Would you copy out each line of the records below that includes the word "summary"?

Information
__________________________________________________

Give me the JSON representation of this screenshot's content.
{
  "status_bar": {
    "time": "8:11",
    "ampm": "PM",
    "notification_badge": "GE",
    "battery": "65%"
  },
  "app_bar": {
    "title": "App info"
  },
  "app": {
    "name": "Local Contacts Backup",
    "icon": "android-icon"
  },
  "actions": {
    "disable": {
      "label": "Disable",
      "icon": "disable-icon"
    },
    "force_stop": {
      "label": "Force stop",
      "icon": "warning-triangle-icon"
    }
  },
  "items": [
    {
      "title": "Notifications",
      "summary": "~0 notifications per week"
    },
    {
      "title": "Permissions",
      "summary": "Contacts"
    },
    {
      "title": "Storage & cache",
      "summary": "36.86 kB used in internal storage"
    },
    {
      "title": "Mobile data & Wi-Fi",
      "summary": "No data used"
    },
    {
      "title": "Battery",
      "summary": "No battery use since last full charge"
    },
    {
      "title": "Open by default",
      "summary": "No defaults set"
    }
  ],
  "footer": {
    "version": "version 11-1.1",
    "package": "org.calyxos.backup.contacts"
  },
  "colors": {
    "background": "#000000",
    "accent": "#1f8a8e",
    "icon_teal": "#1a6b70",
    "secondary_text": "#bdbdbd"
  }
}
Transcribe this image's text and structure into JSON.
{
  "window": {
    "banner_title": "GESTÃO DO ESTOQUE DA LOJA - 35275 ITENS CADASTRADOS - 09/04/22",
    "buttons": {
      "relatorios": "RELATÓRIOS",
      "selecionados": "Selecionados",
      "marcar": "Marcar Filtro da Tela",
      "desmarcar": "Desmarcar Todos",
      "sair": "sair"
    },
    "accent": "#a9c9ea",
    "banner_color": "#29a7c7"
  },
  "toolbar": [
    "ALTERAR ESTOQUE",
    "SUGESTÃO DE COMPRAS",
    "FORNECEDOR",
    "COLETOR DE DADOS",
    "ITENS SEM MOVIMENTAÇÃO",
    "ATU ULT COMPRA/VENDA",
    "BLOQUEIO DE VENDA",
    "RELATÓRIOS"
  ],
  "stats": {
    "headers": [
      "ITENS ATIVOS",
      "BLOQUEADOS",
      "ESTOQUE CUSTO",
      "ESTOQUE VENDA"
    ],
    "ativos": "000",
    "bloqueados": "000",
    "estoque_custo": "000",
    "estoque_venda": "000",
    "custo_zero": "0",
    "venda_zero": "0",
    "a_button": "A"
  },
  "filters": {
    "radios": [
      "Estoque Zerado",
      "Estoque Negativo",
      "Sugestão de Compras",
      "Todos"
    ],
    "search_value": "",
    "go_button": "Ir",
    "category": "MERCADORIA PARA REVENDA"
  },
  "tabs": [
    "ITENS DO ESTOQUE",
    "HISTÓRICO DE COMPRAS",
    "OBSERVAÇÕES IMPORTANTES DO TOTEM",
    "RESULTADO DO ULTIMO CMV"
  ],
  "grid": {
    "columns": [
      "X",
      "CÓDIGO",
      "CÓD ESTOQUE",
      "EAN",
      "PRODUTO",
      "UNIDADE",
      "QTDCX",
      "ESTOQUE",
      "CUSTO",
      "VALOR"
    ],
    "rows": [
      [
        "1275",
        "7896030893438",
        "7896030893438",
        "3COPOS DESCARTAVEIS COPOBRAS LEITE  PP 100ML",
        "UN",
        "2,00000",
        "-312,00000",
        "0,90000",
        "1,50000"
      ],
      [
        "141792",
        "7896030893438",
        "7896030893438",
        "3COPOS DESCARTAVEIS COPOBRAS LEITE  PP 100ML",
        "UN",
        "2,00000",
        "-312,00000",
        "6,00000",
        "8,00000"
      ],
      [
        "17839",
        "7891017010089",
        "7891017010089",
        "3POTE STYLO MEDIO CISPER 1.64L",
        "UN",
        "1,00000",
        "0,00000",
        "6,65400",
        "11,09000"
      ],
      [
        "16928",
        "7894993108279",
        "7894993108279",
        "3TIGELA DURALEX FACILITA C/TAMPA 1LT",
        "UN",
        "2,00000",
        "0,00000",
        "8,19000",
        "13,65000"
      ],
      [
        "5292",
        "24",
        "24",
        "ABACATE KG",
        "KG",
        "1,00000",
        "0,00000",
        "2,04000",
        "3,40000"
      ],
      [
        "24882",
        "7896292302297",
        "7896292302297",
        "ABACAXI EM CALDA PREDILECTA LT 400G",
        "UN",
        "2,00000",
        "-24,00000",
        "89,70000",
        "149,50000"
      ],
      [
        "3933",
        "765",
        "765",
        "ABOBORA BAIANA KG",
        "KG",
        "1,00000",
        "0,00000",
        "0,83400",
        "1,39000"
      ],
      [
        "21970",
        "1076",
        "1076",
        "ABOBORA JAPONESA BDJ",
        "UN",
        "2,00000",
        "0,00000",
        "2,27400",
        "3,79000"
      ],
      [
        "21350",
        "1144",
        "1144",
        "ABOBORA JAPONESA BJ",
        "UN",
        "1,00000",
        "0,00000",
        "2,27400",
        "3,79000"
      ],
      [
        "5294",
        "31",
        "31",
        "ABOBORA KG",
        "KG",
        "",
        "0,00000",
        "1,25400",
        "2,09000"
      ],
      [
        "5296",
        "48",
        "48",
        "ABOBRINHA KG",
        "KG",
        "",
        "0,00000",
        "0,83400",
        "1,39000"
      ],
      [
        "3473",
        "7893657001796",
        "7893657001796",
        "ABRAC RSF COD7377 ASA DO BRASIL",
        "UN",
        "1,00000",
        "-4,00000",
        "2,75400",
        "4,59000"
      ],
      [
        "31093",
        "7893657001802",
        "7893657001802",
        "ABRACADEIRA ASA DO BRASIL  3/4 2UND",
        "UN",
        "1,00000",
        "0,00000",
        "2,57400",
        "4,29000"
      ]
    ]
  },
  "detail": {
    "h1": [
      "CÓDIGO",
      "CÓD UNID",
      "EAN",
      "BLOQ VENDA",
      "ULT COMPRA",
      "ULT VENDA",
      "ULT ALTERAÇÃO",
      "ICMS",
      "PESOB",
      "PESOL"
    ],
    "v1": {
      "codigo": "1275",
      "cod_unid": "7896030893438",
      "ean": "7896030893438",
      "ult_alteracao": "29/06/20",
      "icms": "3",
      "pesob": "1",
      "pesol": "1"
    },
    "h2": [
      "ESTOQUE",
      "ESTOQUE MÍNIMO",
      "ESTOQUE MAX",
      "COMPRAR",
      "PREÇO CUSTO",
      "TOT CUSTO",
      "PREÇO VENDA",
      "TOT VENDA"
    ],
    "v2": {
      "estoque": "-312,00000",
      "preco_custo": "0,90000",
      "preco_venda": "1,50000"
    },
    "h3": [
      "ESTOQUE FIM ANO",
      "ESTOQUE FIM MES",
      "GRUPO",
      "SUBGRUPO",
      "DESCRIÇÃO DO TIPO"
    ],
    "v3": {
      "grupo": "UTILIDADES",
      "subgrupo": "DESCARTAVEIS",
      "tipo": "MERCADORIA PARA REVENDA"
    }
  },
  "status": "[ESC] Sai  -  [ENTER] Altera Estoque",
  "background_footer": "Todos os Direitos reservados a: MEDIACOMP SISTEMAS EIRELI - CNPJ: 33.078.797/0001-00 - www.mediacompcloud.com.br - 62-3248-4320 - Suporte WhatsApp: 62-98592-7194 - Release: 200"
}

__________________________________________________

Result of this exercise
      "summary": "~0 notifications per week"
      "summary": "Contacts"
      "summary": "36.86 kB used in internal storage"
      "summary": "No data used"
      "summary": "No battery use since last full charge"
      "summary": "No defaults set"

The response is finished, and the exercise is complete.